Sometimes great things start with humble beginnings, mixed with big dreams. Such is the case of the National Cowboy & Western Heritage Museum, located atop historic Persimmon Hill in Oklahoma City. It now boasts 200,000 square feet of space to “preserve and interpret the evolving history and cultures of the American West for the education and enrichment of its diverse audiences.”

But this grand structure, which features 28,000 items related to the real West and the reel West (Hollywood), was only a dream back in January 1955. Without a building, or collection, founder Chester A. Reynolds and friends came up with a mission, “to preserve and interpret the heritage of the American West for the enrichment of the public.” Some 10 years later, on June 26, 1965, they opened an 80,000-squarefoot facility at the current location. Since 1994, the museum has expanded westward, adding 120,000 square feet of space. It was called the National Cowboy Hall of Fame and Western Heritage Center before adopting its current name.

Prosperity Junction, a favorite of many visitors, occupies some 14,000 square feet of the museum. The full-scale town was built under a 40- foot-high ceiling, which allows for its two-story structures.

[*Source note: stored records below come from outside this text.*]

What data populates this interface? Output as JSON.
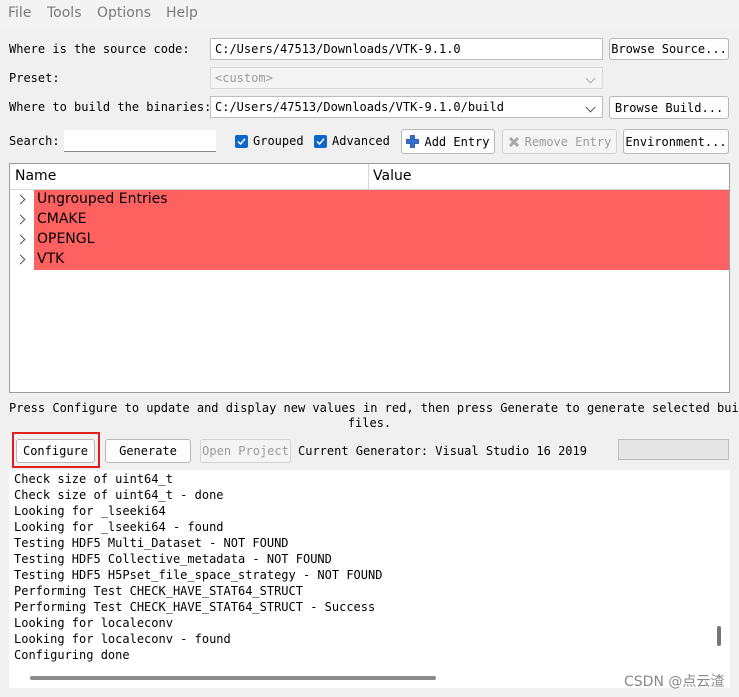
{
  "menu": [
    "File",
    "Tools",
    "Options",
    "Help"
  ],
  "source": {
    "label": "Where is the source code:",
    "value": "C:/Users/47513/Downloads/VTK-9.1.0",
    "button": "Browse Source..."
  },
  "preset": {
    "label": "Preset:",
    "value": "<custom>"
  },
  "build": {
    "label": "Where to build the binaries:",
    "value": "C:/Users/47513/Downloads/VTK-9.1.0/build",
    "button": "Browse Build..."
  },
  "search": {
    "label": "Search:",
    "value": ""
  },
  "options": {
    "grouped": "Grouped",
    "advanced": "Advanced",
    "grouped_checked": true,
    "advanced_checked": true
  },
  "buttons": {
    "add_entry": "Add Entry",
    "remove_entry": "Remove Entry",
    "environment": "Environment..."
  },
  "table": {
    "columns": [
      "Name",
      "Value"
    ],
    "rows": [
      "Ungrouped Entries",
      "CMAKE",
      "OPENGL",
      "VTK"
    ],
    "highlight_color": "#ff6161"
  },
  "hint": {
    "line1": "Press Configure to update and display new values in red, then press Generate to generate selected build",
    "line2": "files."
  },
  "actions": {
    "configure": "Configure",
    "generate": "Generate",
    "open_project": "Open Project",
    "generator": "Current Generator: Visual Studio 16 2019"
  },
  "log": [
    "Check size of uint64_t",
    "Check size of uint64_t - done",
    "Looking for _lseeki64",
    "Looking for _lseeki64 - found",
    "Testing HDF5 Multi_Dataset - NOT FOUND",
    "Testing HDF5 Collective_metadata - NOT FOUND",
    "Testing HDF5 H5Pset_file_space_strategy - NOT FOUND",
    "Performing Test CHECK_HAVE_STAT64_STRUCT",
    "Performing Test CHECK_HAVE_STAT64_STRUCT - Success",
    "Looking for localeconv",
    "Looking for localeconv - found",
    "Configuring done"
  ],
  "watermark": "CSDN @点云渣"
}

Modeled after a 1900s cow town, it shows the transition that took place in the West as the raw frontier became more “civilized” with the arrival of the railroad. Even the lumber for the 19 buildings was rough cut to true dimensions with a circular saw. The north side of town features a livery stable, blacksmith shop and railroad depot, and the south side is home to the church, residences and the school, with the business district in the middle. Careful research drawn from catalogs of the day led to the design of the buildings, as well as metal ceilings of the period, wallpaper and even hardware for the doors. Walking down the street, you can hear the church organ playing a hymn, or something more edgy from the piano in the Silver Dollar Saloon.

The museum also includes the American Cowboy Gallery, American Rodeo Gallery, the Joe Grandee Museum of the Frontier West, the Weitzenhoffer Gallery of Fine American Firearms, Western Performers Gallery, Native American Gallery, the Arthur & Shifra Silberman Gallery of Native American Art and the Donald C. and Elizabeth M. Dickinson Research Center. The focal point of the museum is the poignant End of the Trail sculpture by James Earle Fraser (1876-1953), which was acquired in 1968. “Being part of the museum’s constantly acquired in 1968. “Being part of the museum’s evolving process into a world-class facility with exceptional exhibitions and amazing events that reach out to diverse audiences over the past 13 years has been exciting,” says Lynda Haller, director of public relations and museum events.

The institution, at 1700 NE 63rd St., was built on “a great mission that is still vital,” says Executive Director Charles P. Schroeder. The museum operates independently—relying on memberships, gifts, grants and sponsorships from individuals, foundations and corporations—and annually sponsors the prestigious Western Wrangler Awards. Hours are 9 a.m. to 5 p.m. every day except Thanksgiving, Christmas and New Year’s Day. Admission is $8.50 for adults, $7 for senior citizens, $4 for children 6-12 and free for children under 6. Please visit www.nationalcow or call 405- 478-2250.


Originally published in the October 2007 issue of Wild West. To subscribe, click here